Entries supplied »

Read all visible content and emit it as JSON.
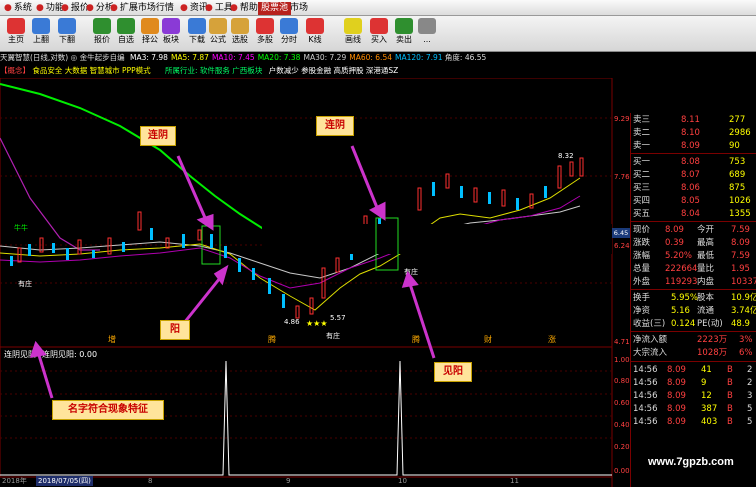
{
  "menu": {
    "items": [
      "系统",
      "功能",
      "报价",
      "分析",
      "扩展市场行情",
      "资讯",
      "工具",
      "帮助"
    ],
    "tabs": [
      "股票池",
      "市场"
    ]
  },
  "toolbar": {
    "buttons": [
      "主页",
      "上翻",
      "下翻",
      "报价",
      "自选",
      "择公",
      "板块",
      "下载",
      "公式",
      "选股",
      "多股",
      "分时",
      "K线",
      "画线",
      "买入",
      "卖出",
      "..."
    ]
  },
  "info": {
    "title": "天翼智慧(日线,对数)",
    "indicator": "◎ 金牛起步自编",
    "ma": [
      {
        "label": "MA3",
        "value": "7.98",
        "color": "#ffffff"
      },
      {
        "label": "MA5",
        "value": "7.87",
        "color": "#ffff00"
      },
      {
        "label": "MA10",
        "value": "7.45",
        "color": "#ff00ff"
      },
      {
        "label": "MA20",
        "value": "7.38",
        "color": "#00ff00"
      },
      {
        "label": "MA30",
        "value": "7.29",
        "color": "#cccccc"
      },
      {
        "label": "MA60",
        "value": "6.54",
        "color": "#ff8c00"
      },
      {
        "label": "MA120",
        "value": "7.91",
        "color": "#00bfff"
      }
    ],
    "angle": "角度: 46.55",
    "concept_label": "【概念】",
    "concepts": "食品安全 大数据 智慧城市 PPP模式",
    "industry": "所属行业: 软件服务 广西板块",
    "extra": "户数减少 参股金融 高质押股 深港通SZ"
  },
  "chart_data": [
    {
      "type": "candlestick",
      "title": "天翼智慧(日线,对数)",
      "ylim": [
        4.6,
        9.4
      ],
      "y_ticks": [
        "9.29",
        "7.76",
        "6.45",
        "6.24",
        "4.71"
      ],
      "x_ticks": [
        "2018",
        "2018/07/05",
        "8",
        "9",
        "10",
        "11"
      ],
      "annotations": [
        "8.32",
        "4.86",
        "5.57",
        "有庄",
        "有庄",
        "有庄",
        "牛牛"
      ],
      "markers": [
        "增",
        "腾",
        "腾",
        "财",
        "涨"
      ]
    },
    {
      "type": "line",
      "title": "连阴见阳",
      "legend": "连阴见阳: 0.00",
      "y_ticks": [
        "1.00",
        "0.80",
        "0.60",
        "0.40",
        "0.20",
        "0.00"
      ],
      "signal_x": [
        "2018-09",
        "2018-10"
      ],
      "values": [
        0,
        1,
        0,
        1,
        0
      ]
    }
  ],
  "callouts": {
    "top_left": "连阴",
    "top_right": "连阴",
    "yang": "阳",
    "jianyang": "见阳",
    "feature": "名字符合现象特征"
  },
  "price_tag": "6.45",
  "date_left": "2018年",
  "date_badge": "2018/07/05(四)",
  "watermark": "www.7gpzb.com",
  "panel": {
    "sells": [
      {
        "label": "卖三",
        "price": "8.11",
        "vol": "277"
      },
      {
        "label": "卖二",
        "price": "8.10",
        "vol": "2986"
      },
      {
        "label": "卖一",
        "price": "8.09",
        "vol": "90"
      }
    ],
    "buys": [
      {
        "label": "买一",
        "price": "8.08",
        "vol": "753"
      },
      {
        "label": "买二",
        "price": "8.07",
        "vol": "689"
      },
      {
        "label": "买三",
        "price": "8.06",
        "vol": "875"
      },
      {
        "label": "买四",
        "price": "8.05",
        "vol": "1026"
      },
      {
        "label": "买五",
        "price": "8.04",
        "vol": "1355"
      }
    ],
    "stats1": [
      {
        "l1": "现价",
        "v1": "8.09",
        "l2": "今开",
        "v2": "7.59"
      },
      {
        "l1": "涨跌",
        "v1": "0.39",
        "l2": "最高",
        "v2": "8.09"
      },
      {
        "l1": "涨幅",
        "v1": "5.20%",
        "l2": "最低",
        "v2": "7.59"
      },
      {
        "l1": "总量",
        "v1": "222664",
        "l2": "量比",
        "v2": "1.95"
      },
      {
        "l1": "外盘",
        "v1": "119293",
        "l2": "内盘",
        "v2": "103370"
      }
    ],
    "stats2": [
      {
        "l1": "换手",
        "v1": "5.95%",
        "l2": "股本",
        "v2": "10.9亿"
      },
      {
        "l1": "净资",
        "v1": "5.16",
        "l2": "流通",
        "v2": "3.74亿"
      },
      {
        "l1": "收益(三)",
        "v1": "0.124",
        "l2": "PE(动)",
        "v2": "48.9"
      }
    ],
    "flows": [
      {
        "label": "净流入额",
        "value": "2223万",
        "pct": "3%"
      },
      {
        "label": "大宗流入",
        "value": "1028万",
        "pct": "6%"
      }
    ],
    "ticks": [
      {
        "time": "14:56",
        "price": "8.09",
        "vol": "41",
        "bs": "B",
        "n": "2"
      },
      {
        "time": "14:56",
        "price": "8.09",
        "vol": "9",
        "bs": "B",
        "n": "2"
      },
      {
        "time": "14:56",
        "price": "8.09",
        "vol": "12",
        "bs": "B",
        "n": "3"
      },
      {
        "time": "14:56",
        "price": "8.09",
        "vol": "387",
        "bs": "B",
        "n": "5"
      },
      {
        "time": "14:56",
        "price": "8.09",
        "vol": "403",
        "bs": "B",
        "n": "5"
      }
    ]
  }
}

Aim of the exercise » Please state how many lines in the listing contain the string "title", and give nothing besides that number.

The answer » 3